This week’s update on the Republican presidential field
Michele Bachmann wins the Iowa straw poll—and loses a political news cycle when Tim Pawlenty drops out and Rick Perry enters the race. It’s certainly been a monumental week for the Republican presidential field. Long-time frontrunner Mitt Romney and Michele Bachmann are enduring the first significant challenges to their leads, the field continues to be shaken up, and speculation and rumors continue to abound over Sarah Palin’s potential candidacy. In the meantime, President Obama has embarked on a bus tour of Iowa in an attempt to detract attention from the Republican race. So, what does the 2012 presidential field really look like now?
First, let’s examine the significance of the Iowa straw poll. The people who vote in early polls like this represent the radical fringes of the Republican party, and it should be remembered that these
polls are not at all indicative of a candidate’s actual performance in the primaries. For comparison’s sake, in 2007, John McCain placed tenth in this very same poll. However, the Iowa straw poll is useful in that it generates media attention and speculation, and therefore also generates valuable fundraising for the candidates who perform well.
In light of the relative triviality of this poll, some might find Pawlenty’s withdrawal from the race surprising, but in truth, this news was a long time coming. Pawlenty’s presidential campaign never
really got off the ground, and his candidacy was further hampered by the similarities he shared with Bachmann. Both candidates hail from Minnesota, are proud standard-bearers for the Tea Party, and have analogous platforms. Pawlenty’s name recognition nationwide pales in comparison to Bachmann, and once she declared her candidacy, Pawlenty never stood a chance.
What does Rick Perry’s official candidacy mean for the Republican field? Like Pawlenty’s withdrawal, Perry’s declaration of candidacy was a long time coming. The Texas governor has increasingly gained prominence on the national stage, most recently with his pro-death penalty stance and refusal to endorse the debt ceiling deal. In comparison to Romney, Perry is not afraid to mince his words, and his credibility as governor makes him Romney’s biggest threat.
Looking ahead to the final race, it’s clear that the economy will be the biggest (and potentially deciding) issue for most American voters. In that respect, Obama’s weakness is Perry’s biggest strength.
On the campaign trail, the Texas governor frequently cites his impressive record of job creation.

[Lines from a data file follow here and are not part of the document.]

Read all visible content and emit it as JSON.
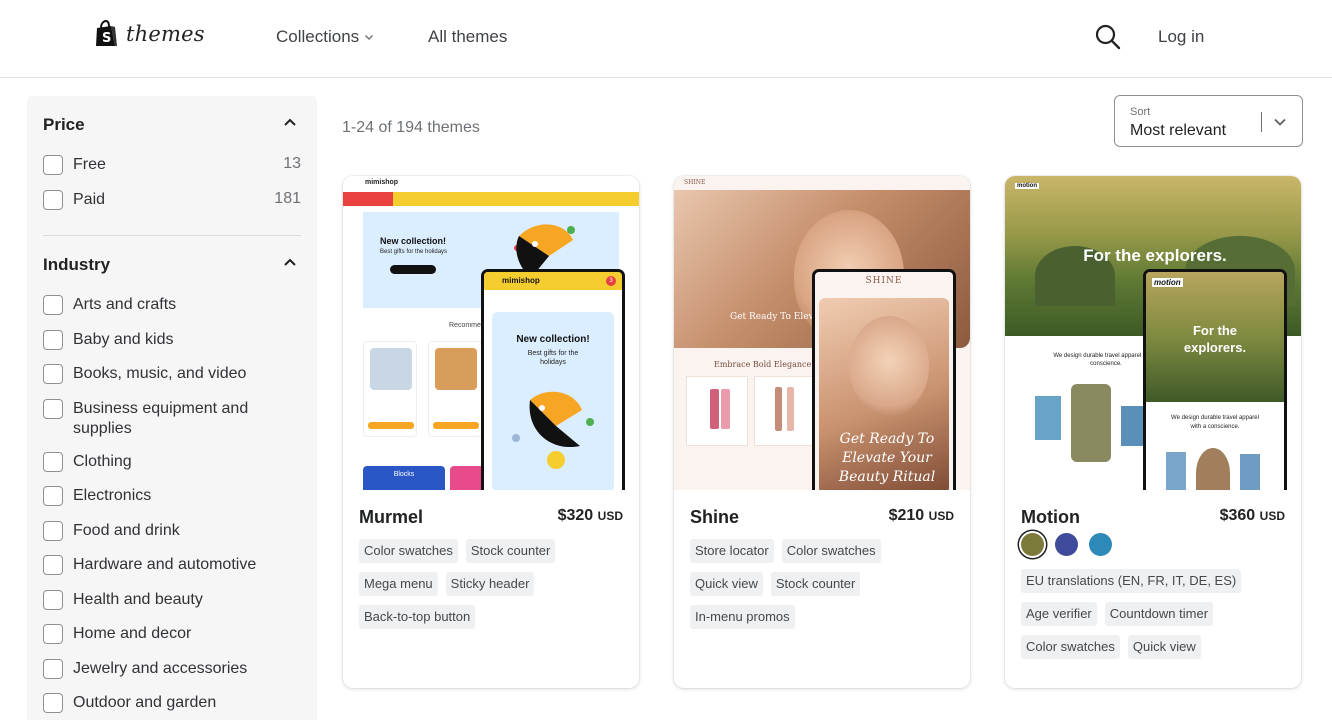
{
  "header": {
    "logo_text": "themes",
    "nav": [
      {
        "label": "Collections"
      },
      {
        "label": "All themes"
      }
    ],
    "login_label": "Log in"
  },
  "sidebar": {
    "price": {
      "title": "Price",
      "options": [
        {
          "label": "Free",
          "count": "13"
        },
        {
          "label": "Paid",
          "count": "181"
        }
      ]
    },
    "industry": {
      "title": "Industry",
      "options": [
        {
          "label": "Arts and crafts"
        },
        {
          "label": "Baby and kids"
        },
        {
          "label": "Books, music, and video"
        },
        {
          "label": "Business equipment and supplies"
        },
        {
          "label": "Clothing"
        },
        {
          "label": "Electronics"
        },
        {
          "label": "Food and drink"
        },
        {
          "label": "Hardware and automotive"
        },
        {
          "label": "Health and beauty"
        },
        {
          "label": "Home and decor"
        },
        {
          "label": "Jewelry and accessories"
        },
        {
          "label": "Outdoor and garden"
        }
      ]
    }
  },
  "results": {
    "count_text": "1-24 of 194 themes",
    "sort_label": "Sort",
    "sort_value": "Most relevant"
  },
  "cards": [
    {
      "name": "Murmel",
      "price": "$320",
      "currency": "USD",
      "tags": [
        "Color swatches",
        "Stock counter",
        "Mega menu",
        "Sticky header",
        "Back-to-top button"
      ],
      "preview": {
        "brand": "mimishop",
        "headline": "New collection!",
        "subline": "Best gifts for the holidays",
        "phone_subline": "Best gifts for the holidays",
        "section_label": "Recommended",
        "blocks_label": "Blocks",
        "phone_cart_count": "3"
      }
    },
    {
      "name": "Shine",
      "price": "$210",
      "currency": "USD",
      "tags": [
        "Store locator",
        "Color swatches",
        "Quick view",
        "Stock counter",
        "In-menu promos"
      ],
      "preview": {
        "brand": "SHINE",
        "desk_headline": "Get Ready To Elevate",
        "section_title": "Embrace Bold Elegance with",
        "phone_headline": "Get Ready To Elevate Your Beauty Ritual"
      }
    },
    {
      "name": "Motion",
      "price": "$360",
      "currency": "USD",
      "swatches": [
        "#7c7a3a",
        "#3e4a9a",
        "#2d8ab8"
      ],
      "tags": [
        "EU translations (EN, FR, IT, DE, ES)",
        "Age verifier",
        "Countdown timer",
        "Color swatches",
        "Quick view"
      ],
      "preview": {
        "brand": "motion",
        "headline": "For the explorers.",
        "desk_body": "We design durable travel apparel with a conscience.",
        "phone_headline": "For the explorers.",
        "phone_body": "We design durable travel apparel with a conscience."
      }
    }
  ]
}
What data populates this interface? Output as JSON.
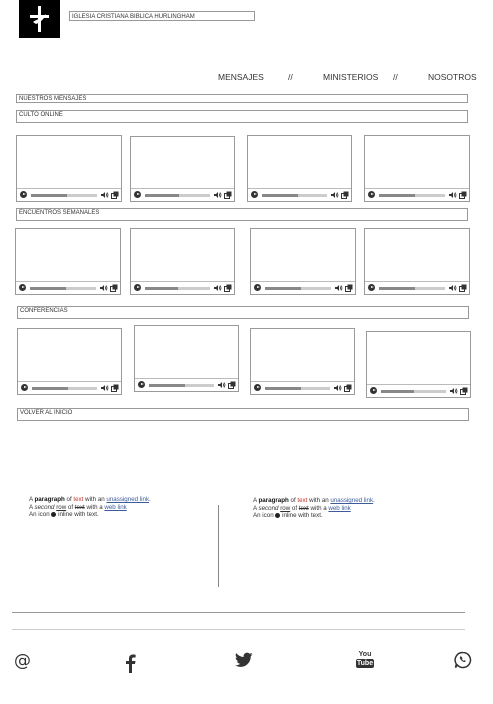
{
  "header": {
    "site_title": "IGLESIA CRISTIANA BIBLICA HURLINGHAM",
    "logo_icon": "cross-dove-logo-icon"
  },
  "nav": {
    "items": [
      {
        "label": "MENSAJES"
      },
      {
        "label": "//"
      },
      {
        "label": "MINISTERIOS"
      },
      {
        "label": "//"
      },
      {
        "label": "NOSOTROS"
      }
    ]
  },
  "sections": {
    "nuestros_mensajes": "NUESTROS MENSAJES",
    "culto_online": "CULTO ONLINE",
    "encuentros_semanales": "ENCUENTROS SEMANALES",
    "conferencias": "CONFERENCIAS",
    "volver": "VOLVER AL INICIO"
  },
  "videos": {
    "progress": [
      0.55,
      0.52,
      0.55,
      0.55,
      0.55,
      0.5,
      0.55,
      0.55,
      0.55,
      0.55,
      0.55,
      0.5,
      0.55,
      0.52,
      0.55,
      0.55
    ]
  },
  "footer_text": {
    "left": {
      "line1_a": "A ",
      "line1_b": "paragraph",
      "line1_c": " of ",
      "line1_d": "text",
      "line1_e": " with an ",
      "line1_f": "unassigned link",
      "line1_g": ".",
      "line2_a": "A ",
      "line2_b": "second",
      "line2_c": " ",
      "line2_d": "row",
      "line2_e": " of ",
      "line2_f": "text",
      "line2_g": " with a ",
      "line2_h": "web link",
      "line3_a": "An icon ",
      "line3_b": " inline with text."
    },
    "right": {
      "line1_a": "A ",
      "line1_b": "paragraph",
      "line1_c": " of ",
      "line1_d": "text",
      "line1_e": " with an ",
      "line1_f": "unassigned link",
      "line1_g": ".",
      "line2_a": "A ",
      "line2_b": "second",
      "line2_c": " ",
      "line2_d": "row",
      "line2_e": " of ",
      "line2_f": "text",
      "line2_g": " with a ",
      "line2_h": "web link",
      "line3_a": "An icon ",
      "line3_b": " inline with text."
    }
  },
  "social": {
    "icons": [
      "at-sign-icon",
      "facebook-icon",
      "twitter-icon",
      "youtube-icon",
      "whatsapp-icon"
    ],
    "youtube_top": "You",
    "youtube_bottom": "Tube"
  },
  "colors": {
    "accent_red": "#c0392b",
    "link_blue": "#3b5b9b"
  }
}
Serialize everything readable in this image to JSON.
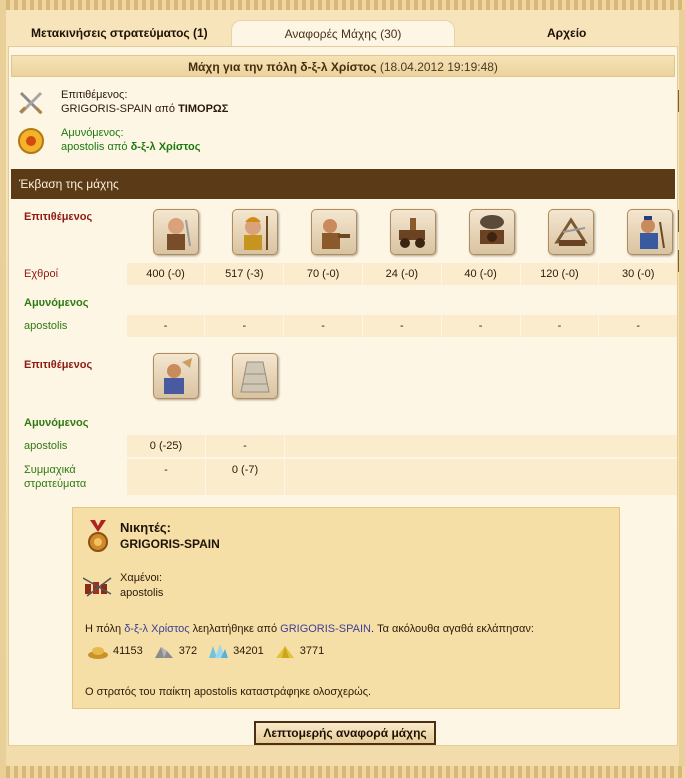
{
  "tabs": [
    {
      "label": "Μετακινήσεις στρατεύματος (1)"
    },
    {
      "label": "Αναφορές Μάχης (30)"
    },
    {
      "label": "Αρχείο"
    }
  ],
  "battle": {
    "title_prefix": "Μάχη για την πόλη",
    "city": "δ-ξ-λ Χρίστος",
    "date": "(18.04.2012 19:19:48)"
  },
  "attacker": {
    "label": "Επιτιθέμενος:",
    "player": "GRIGORIS-SPAIN",
    "from_word": "από",
    "city": "ΤΙΜΟΡΩΣ"
  },
  "defender": {
    "label": "Αμυνόμενος:",
    "player": "apostolis",
    "from_word": "από",
    "city": "δ-ξ-λ Χρίστος"
  },
  "outcome_header": "Έκβαση της μάχης",
  "land": {
    "attacker_label": "Επιτιθέμενος",
    "enemies_label": "Εχθροί",
    "enemies_values": [
      "400 (-0)",
      "517 (-3)",
      "70 (-0)",
      "24 (-0)",
      "40 (-0)",
      "120 (-0)",
      "30 (-0)"
    ],
    "units": [
      "swordsman-icon",
      "hoplite-icon",
      "slinger-icon",
      "chariot-icon",
      "catapult-icon",
      "ballista-icon",
      "archer-icon"
    ],
    "defender_label": "Αμυνόμενος",
    "defender_player": "apostolis",
    "defender_values": [
      "-",
      "-",
      "-",
      "-",
      "-",
      "-",
      "-"
    ]
  },
  "militia": {
    "attacker_label": "Επιτιθέμενος",
    "units": [
      "militia-icon",
      "wall-icon"
    ],
    "defender_label": "Αμυνόμενος",
    "defender_player": "apostolis",
    "defender_values": [
      "0 (-25)",
      "-"
    ],
    "allies_label": "Συμμαχικά στρατεύματα",
    "allies_values": [
      "-",
      "0 (-7)"
    ]
  },
  "result": {
    "winners_label": "Νικητές:",
    "winner": "GRIGORIS-SPAIN",
    "losers_label": "Χαμένοι:",
    "loser": "apostolis",
    "loot_prefix": "Η πόλη",
    "loot_city": "δ-ξ-λ Χρίστος",
    "loot_mid": "λεηλατήθηκε από",
    "loot_player": "GRIGORIS-SPAIN",
    "loot_suffix": ". Τα ακόλουθα αγαθά εκλάπησαν:",
    "resources": [
      {
        "icon": "gold-icon",
        "value": "41153"
      },
      {
        "icon": "stone-icon",
        "value": "372"
      },
      {
        "icon": "crystal-icon",
        "value": "34201"
      },
      {
        "icon": "sulfur-icon",
        "value": "3771"
      }
    ],
    "destroyed": "Ο στρατός του παίκτη apostolis καταστράφηκε ολοσχερώς."
  },
  "detail_button": "Λεπτομερής αναφορά μάχης",
  "colors": {
    "header_bar": "#5a3a17",
    "attacker_red": "#8f1a12",
    "defender_green": "#2f7a12",
    "link_blue": "#3c3f98",
    "winner_box": "#f5dfa6"
  }
}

Perry’s biggest weakness will be the inevitable comparisons to former Texas governor and President George W. Bush, but if he can overcome that in the months leading up to the Republican primary, Perry remains a strong contender.
Finally, let’s examine the field overall. Even if Newt Gingrich can withstand the turmoil within his own campaign, the damage has been done, and a Gingrich victory is a long shot. Ron Paul continues to be a perennial cult hero, but until he is taken seriously by the mainstream media, he will never become more than a Texas congressman. After the Iowa poll, Rick Santorum, Jon Huntsman, and Herman Cain are barely afterthoughts. It’s possible that these candidates could turn their campaigns around and become serious contenders, but at this point, that seems unlikely. In the meantime, the
Republican field has a top three: Mitt Romney, Michele Bachmann, and Rick Perry.